**What to produce**:
Gather all lines in the entries that include the word "Custom".

**Given records**:
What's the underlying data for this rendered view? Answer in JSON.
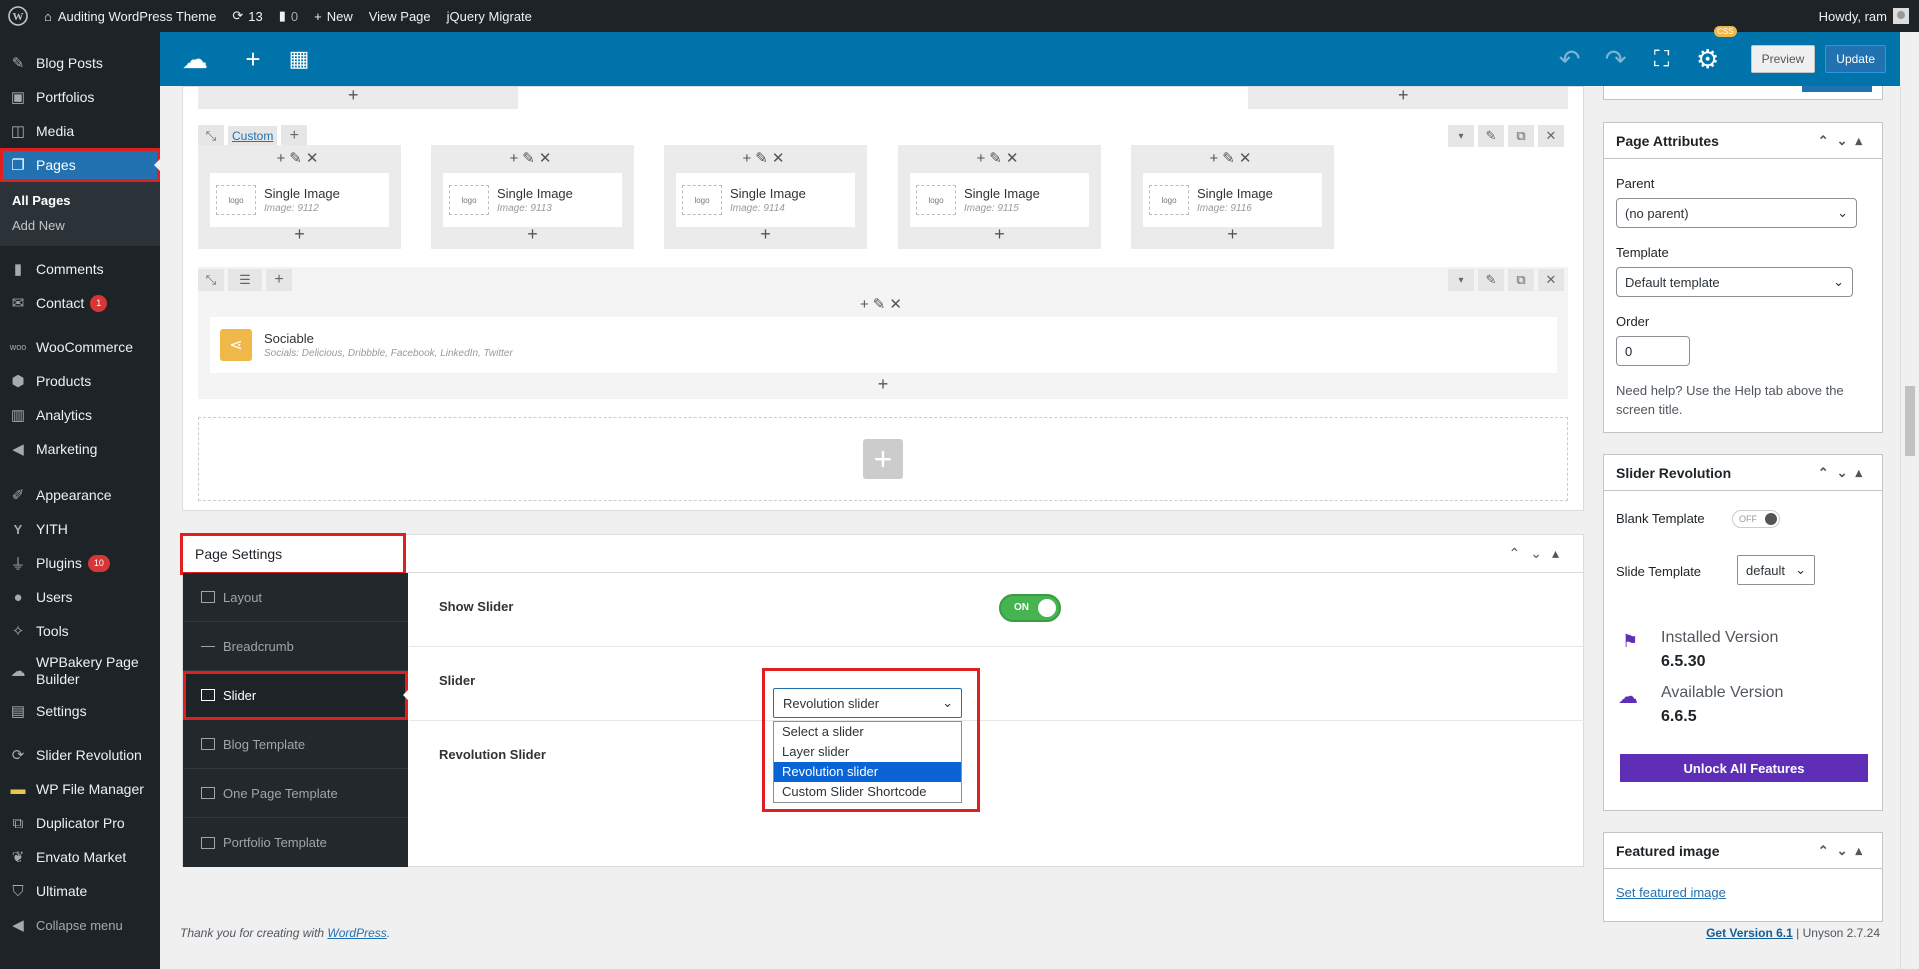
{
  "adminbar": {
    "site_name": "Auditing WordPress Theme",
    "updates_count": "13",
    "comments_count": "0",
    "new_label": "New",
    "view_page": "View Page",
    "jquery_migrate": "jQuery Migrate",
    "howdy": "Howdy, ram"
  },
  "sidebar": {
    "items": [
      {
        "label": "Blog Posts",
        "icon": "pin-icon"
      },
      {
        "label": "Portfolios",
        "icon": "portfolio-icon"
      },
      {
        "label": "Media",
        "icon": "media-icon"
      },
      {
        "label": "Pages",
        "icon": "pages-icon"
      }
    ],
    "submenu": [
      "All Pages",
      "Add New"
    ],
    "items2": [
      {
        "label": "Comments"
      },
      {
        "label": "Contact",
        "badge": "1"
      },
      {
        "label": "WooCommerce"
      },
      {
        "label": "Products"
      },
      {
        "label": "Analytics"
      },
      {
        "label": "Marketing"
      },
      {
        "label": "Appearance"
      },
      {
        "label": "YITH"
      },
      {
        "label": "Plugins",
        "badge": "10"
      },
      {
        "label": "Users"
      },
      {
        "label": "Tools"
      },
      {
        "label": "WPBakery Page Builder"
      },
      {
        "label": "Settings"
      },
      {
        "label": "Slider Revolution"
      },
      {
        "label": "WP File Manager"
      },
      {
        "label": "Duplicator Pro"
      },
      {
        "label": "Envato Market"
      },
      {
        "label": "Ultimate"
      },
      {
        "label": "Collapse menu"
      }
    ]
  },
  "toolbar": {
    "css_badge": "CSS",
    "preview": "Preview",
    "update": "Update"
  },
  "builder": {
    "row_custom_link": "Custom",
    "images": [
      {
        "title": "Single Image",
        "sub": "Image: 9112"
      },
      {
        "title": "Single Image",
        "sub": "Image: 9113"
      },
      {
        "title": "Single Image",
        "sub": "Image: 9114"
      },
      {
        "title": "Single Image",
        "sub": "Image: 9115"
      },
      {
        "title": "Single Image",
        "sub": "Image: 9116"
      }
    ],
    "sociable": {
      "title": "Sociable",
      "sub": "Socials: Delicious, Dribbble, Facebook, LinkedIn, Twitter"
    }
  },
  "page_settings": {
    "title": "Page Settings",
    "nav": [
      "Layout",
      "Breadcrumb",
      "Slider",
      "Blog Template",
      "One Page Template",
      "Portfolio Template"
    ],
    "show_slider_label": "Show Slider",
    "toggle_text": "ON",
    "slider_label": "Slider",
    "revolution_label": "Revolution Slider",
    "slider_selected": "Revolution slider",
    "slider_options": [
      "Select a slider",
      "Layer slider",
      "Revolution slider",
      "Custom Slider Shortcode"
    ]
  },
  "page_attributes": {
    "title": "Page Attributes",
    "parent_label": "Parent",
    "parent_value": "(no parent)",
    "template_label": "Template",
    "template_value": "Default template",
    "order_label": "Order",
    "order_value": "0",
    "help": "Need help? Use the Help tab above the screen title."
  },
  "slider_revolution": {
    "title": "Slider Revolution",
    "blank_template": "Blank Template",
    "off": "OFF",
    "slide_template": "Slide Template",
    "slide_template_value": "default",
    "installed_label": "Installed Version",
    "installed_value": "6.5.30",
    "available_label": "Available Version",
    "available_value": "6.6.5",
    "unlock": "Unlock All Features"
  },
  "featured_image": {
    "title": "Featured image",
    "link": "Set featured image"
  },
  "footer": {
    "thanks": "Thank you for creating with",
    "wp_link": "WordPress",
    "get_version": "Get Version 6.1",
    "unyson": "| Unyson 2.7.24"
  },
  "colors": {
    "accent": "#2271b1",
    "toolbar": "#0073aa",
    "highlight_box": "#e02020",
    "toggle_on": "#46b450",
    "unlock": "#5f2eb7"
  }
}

**Response to this exercise**:
    "row_custom_link": "Custom",
      "Custom Slider Shortcode"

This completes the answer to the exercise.